> _WHAT IS NEEDED_
Look through the entries. Copy each line that has the word "true".

Entries from a dataset of interfaces:
+--

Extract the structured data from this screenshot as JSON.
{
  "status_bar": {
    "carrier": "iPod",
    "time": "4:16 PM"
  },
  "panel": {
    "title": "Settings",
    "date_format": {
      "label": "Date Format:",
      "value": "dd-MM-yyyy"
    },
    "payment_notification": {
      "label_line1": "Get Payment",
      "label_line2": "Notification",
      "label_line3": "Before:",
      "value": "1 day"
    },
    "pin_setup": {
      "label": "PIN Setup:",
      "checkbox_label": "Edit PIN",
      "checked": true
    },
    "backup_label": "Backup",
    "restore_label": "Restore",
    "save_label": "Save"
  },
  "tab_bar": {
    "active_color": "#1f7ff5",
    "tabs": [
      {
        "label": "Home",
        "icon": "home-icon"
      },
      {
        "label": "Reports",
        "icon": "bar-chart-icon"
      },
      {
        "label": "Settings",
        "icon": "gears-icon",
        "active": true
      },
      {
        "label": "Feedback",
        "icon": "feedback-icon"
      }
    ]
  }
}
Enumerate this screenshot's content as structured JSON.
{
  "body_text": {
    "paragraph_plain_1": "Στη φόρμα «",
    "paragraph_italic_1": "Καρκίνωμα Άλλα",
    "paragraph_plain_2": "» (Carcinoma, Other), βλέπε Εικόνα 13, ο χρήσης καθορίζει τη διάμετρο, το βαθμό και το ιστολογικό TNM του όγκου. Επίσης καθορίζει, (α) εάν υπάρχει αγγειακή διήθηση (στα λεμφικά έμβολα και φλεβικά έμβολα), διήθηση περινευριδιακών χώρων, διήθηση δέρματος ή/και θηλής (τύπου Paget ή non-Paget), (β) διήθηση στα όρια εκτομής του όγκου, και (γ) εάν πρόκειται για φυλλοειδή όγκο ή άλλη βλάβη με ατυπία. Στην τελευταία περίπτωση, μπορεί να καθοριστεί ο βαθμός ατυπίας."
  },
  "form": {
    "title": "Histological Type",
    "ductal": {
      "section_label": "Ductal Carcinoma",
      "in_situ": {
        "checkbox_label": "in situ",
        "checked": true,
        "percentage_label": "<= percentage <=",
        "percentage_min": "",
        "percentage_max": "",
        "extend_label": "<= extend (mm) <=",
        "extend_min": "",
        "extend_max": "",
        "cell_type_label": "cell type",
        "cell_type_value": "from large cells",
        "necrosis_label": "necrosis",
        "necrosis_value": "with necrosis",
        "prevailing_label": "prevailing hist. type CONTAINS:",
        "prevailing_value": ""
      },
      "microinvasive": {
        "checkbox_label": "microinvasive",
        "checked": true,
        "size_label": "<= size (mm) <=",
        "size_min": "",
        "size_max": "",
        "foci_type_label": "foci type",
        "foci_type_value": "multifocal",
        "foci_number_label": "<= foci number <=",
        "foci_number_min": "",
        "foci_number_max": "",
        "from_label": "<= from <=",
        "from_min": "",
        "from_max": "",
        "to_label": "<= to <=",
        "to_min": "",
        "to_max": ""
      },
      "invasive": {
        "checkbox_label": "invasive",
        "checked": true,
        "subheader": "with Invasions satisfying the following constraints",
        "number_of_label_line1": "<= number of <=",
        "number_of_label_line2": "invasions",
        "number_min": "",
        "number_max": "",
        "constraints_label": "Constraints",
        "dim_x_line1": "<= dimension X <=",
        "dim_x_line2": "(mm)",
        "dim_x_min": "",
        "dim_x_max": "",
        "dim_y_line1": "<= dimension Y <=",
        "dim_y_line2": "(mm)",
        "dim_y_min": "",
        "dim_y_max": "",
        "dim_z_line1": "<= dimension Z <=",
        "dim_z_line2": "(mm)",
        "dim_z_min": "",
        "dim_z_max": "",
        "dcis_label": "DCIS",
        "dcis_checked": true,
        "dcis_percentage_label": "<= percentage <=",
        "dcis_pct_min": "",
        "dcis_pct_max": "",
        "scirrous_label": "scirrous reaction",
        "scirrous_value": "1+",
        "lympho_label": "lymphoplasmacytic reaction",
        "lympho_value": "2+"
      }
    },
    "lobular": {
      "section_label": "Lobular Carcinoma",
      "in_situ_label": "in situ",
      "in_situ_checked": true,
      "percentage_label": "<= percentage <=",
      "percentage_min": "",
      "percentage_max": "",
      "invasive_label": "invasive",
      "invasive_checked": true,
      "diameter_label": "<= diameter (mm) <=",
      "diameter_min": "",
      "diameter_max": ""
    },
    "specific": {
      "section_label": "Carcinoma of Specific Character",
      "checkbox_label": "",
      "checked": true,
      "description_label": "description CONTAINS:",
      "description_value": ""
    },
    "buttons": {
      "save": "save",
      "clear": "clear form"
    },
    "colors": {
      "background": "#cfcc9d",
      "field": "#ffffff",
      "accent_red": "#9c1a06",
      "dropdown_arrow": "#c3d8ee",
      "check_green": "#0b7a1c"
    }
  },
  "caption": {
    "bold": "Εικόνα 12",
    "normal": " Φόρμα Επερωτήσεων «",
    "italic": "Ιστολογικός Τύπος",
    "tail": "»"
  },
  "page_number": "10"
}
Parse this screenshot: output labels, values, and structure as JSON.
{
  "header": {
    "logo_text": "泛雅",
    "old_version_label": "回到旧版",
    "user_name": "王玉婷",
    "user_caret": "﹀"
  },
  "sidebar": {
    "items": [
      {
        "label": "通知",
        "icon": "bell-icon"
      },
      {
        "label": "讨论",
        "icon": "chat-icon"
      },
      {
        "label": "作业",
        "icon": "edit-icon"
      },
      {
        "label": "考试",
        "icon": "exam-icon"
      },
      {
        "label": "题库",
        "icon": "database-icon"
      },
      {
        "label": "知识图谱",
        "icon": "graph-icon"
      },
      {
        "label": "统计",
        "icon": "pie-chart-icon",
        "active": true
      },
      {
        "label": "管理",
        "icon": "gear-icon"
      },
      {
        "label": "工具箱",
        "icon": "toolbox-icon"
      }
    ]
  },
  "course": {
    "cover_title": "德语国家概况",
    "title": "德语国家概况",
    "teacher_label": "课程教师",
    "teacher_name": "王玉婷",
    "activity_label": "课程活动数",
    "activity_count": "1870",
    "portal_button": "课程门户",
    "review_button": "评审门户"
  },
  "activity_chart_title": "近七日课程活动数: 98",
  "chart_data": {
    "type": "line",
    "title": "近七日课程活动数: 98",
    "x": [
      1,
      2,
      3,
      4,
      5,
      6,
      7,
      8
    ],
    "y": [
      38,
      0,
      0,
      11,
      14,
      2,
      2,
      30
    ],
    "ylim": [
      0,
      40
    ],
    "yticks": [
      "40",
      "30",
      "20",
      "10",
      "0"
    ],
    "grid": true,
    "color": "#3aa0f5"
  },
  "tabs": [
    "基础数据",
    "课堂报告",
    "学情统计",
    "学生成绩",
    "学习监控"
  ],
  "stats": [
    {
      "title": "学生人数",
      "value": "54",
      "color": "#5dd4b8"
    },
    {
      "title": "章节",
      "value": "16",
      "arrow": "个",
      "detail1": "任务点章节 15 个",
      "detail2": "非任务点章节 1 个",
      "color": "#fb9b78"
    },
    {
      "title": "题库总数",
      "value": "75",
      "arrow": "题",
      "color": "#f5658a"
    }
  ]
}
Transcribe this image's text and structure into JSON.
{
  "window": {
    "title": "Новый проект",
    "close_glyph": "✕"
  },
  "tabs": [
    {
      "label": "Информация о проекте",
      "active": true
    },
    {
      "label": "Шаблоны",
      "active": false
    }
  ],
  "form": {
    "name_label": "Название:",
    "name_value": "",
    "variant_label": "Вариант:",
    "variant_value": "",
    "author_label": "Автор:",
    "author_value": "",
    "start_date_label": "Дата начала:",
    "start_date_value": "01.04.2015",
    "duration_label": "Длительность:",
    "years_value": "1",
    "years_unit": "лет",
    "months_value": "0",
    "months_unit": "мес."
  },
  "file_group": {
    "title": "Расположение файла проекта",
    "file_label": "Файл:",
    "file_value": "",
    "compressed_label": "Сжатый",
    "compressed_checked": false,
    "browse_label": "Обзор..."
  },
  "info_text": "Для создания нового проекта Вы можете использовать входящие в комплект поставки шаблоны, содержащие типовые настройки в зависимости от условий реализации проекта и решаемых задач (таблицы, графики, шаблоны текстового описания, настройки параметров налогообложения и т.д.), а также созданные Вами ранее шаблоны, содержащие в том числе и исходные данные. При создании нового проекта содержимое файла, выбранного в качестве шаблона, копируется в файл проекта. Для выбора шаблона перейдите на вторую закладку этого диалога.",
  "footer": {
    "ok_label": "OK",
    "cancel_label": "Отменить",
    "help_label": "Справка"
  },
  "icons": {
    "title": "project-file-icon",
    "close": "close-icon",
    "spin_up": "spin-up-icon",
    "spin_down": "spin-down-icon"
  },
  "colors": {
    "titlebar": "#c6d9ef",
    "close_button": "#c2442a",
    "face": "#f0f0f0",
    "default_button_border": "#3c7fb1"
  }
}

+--

> _COMPLETED TASK_
      "checked": true
        "active": true
        "checked": true,
        "checked": true,
        "checked": true,
        "dcis_checked": true,
      "in_situ_checked": true,
      "invasive_checked": true,
      "checked": true,
        "active": true
    "grid": true,
      "active": true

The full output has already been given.